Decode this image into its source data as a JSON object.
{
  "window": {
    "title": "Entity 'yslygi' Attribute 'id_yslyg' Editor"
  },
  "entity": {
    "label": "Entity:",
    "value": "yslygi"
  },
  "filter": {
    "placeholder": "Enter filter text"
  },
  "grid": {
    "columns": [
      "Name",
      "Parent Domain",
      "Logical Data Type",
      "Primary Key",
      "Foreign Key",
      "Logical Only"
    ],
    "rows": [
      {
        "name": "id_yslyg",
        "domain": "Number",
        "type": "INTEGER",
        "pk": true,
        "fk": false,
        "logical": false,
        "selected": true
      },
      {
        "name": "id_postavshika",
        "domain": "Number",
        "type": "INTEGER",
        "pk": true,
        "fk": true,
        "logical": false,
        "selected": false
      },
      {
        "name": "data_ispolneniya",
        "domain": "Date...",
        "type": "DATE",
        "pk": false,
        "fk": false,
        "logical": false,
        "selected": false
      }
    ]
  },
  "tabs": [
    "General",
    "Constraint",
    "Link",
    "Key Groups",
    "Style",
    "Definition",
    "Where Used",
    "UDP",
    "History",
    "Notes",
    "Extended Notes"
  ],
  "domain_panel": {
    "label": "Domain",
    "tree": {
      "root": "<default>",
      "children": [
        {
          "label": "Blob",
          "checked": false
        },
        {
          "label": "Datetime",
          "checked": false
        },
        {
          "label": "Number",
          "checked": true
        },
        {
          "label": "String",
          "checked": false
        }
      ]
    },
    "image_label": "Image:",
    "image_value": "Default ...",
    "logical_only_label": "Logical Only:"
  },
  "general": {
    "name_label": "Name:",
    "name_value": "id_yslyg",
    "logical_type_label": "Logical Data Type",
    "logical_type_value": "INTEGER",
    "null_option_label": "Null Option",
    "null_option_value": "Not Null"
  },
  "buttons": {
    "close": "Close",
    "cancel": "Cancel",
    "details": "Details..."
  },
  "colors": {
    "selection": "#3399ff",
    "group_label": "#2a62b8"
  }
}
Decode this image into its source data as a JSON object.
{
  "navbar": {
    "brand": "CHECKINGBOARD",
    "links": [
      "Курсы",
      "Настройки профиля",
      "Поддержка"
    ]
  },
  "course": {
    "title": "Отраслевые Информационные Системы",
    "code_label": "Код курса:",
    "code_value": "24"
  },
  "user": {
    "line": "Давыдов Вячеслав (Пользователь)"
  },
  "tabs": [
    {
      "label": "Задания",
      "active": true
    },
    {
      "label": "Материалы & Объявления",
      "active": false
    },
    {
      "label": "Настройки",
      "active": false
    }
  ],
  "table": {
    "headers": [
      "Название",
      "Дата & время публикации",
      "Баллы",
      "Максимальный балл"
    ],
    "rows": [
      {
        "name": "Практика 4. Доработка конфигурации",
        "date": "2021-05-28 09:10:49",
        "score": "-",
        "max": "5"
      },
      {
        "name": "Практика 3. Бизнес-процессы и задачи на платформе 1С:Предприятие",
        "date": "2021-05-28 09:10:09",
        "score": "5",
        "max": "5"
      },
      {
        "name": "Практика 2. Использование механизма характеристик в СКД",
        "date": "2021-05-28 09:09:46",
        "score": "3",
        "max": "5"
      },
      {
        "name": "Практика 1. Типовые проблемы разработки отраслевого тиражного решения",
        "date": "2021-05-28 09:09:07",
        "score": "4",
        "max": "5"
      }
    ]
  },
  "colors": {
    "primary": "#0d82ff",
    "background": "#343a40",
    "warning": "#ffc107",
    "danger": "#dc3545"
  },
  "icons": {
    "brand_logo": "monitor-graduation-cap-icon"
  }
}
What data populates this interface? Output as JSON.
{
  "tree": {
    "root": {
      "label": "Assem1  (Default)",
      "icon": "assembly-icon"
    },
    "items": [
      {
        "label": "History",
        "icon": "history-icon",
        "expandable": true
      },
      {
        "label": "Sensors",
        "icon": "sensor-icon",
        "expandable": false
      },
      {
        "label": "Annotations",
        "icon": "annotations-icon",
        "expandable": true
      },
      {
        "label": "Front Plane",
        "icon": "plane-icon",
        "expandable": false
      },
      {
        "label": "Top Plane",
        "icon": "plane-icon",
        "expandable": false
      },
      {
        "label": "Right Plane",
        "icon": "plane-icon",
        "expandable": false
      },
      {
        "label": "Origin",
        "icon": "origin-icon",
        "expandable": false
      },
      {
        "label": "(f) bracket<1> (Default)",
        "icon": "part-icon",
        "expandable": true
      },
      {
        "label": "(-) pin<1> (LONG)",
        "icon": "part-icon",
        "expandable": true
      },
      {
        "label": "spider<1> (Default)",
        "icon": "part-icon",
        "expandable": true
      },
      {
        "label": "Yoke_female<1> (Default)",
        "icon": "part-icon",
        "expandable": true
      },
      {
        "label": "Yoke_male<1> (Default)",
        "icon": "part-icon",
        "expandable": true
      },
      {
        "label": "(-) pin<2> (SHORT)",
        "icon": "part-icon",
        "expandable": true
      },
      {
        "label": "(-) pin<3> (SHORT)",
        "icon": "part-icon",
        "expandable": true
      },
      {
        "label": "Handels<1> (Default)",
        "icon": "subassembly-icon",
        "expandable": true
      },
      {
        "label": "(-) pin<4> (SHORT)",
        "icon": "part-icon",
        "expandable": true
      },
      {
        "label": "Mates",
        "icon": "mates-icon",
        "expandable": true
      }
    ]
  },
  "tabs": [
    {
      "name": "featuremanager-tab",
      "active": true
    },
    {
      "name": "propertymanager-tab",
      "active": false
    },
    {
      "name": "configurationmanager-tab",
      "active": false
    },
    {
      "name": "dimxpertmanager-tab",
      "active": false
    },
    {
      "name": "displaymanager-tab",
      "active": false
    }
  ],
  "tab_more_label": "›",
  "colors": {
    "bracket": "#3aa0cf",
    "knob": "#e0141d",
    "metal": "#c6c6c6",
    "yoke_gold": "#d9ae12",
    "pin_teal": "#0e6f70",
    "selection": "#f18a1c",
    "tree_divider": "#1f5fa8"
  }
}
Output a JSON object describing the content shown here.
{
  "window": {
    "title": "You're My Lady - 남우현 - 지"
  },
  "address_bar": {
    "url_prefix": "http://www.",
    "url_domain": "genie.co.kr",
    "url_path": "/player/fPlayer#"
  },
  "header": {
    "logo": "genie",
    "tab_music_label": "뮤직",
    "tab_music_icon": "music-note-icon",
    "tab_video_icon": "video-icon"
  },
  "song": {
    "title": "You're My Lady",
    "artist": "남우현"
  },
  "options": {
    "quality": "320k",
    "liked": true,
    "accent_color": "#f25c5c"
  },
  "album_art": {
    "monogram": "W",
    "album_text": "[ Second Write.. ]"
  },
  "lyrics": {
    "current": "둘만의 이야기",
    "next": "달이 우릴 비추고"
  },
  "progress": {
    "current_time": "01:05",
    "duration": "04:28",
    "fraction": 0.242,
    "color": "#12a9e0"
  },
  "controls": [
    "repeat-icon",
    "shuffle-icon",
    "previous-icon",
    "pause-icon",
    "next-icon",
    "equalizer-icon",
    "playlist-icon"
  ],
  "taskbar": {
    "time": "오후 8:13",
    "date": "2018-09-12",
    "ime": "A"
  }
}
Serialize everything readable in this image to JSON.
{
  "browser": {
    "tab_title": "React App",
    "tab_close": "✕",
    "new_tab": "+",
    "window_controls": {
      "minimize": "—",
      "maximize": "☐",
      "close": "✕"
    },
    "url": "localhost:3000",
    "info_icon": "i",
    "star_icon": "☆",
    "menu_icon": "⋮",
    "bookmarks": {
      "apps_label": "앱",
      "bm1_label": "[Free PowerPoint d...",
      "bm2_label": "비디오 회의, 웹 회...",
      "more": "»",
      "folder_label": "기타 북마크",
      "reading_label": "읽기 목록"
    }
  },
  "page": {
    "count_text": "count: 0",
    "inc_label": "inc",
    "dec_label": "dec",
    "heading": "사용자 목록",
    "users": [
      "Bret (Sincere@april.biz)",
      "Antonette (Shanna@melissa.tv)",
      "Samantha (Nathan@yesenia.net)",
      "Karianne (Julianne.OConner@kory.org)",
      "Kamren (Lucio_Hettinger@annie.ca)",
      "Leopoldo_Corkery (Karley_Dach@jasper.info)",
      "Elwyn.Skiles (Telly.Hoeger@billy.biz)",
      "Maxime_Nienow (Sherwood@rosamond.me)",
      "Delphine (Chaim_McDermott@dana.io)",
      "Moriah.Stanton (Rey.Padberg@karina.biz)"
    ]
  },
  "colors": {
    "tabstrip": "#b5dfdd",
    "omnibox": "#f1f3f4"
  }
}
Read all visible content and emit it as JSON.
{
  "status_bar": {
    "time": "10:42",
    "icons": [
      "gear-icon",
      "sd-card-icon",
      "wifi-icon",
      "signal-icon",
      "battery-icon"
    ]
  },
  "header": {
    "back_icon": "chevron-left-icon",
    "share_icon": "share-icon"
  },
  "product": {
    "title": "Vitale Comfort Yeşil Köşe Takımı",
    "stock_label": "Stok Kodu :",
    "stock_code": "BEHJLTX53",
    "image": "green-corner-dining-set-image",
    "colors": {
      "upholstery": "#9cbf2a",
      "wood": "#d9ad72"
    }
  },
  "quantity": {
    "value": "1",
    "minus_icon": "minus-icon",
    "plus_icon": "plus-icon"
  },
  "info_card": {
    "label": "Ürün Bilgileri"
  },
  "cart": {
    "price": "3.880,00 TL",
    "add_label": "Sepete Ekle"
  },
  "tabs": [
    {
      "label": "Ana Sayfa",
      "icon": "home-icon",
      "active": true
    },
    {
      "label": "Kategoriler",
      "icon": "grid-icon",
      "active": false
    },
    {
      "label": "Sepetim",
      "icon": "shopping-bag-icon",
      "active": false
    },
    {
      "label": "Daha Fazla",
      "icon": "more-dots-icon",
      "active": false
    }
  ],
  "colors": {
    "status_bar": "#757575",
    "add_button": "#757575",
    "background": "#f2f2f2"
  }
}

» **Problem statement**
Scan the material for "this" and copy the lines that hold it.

» **Your solution**
Decode this image into its source data as a JSON object.
Decode this image into its source data as a JSON object.
What data populates this interface? Output as JSON.
Serialize everything readable in this image to JSON.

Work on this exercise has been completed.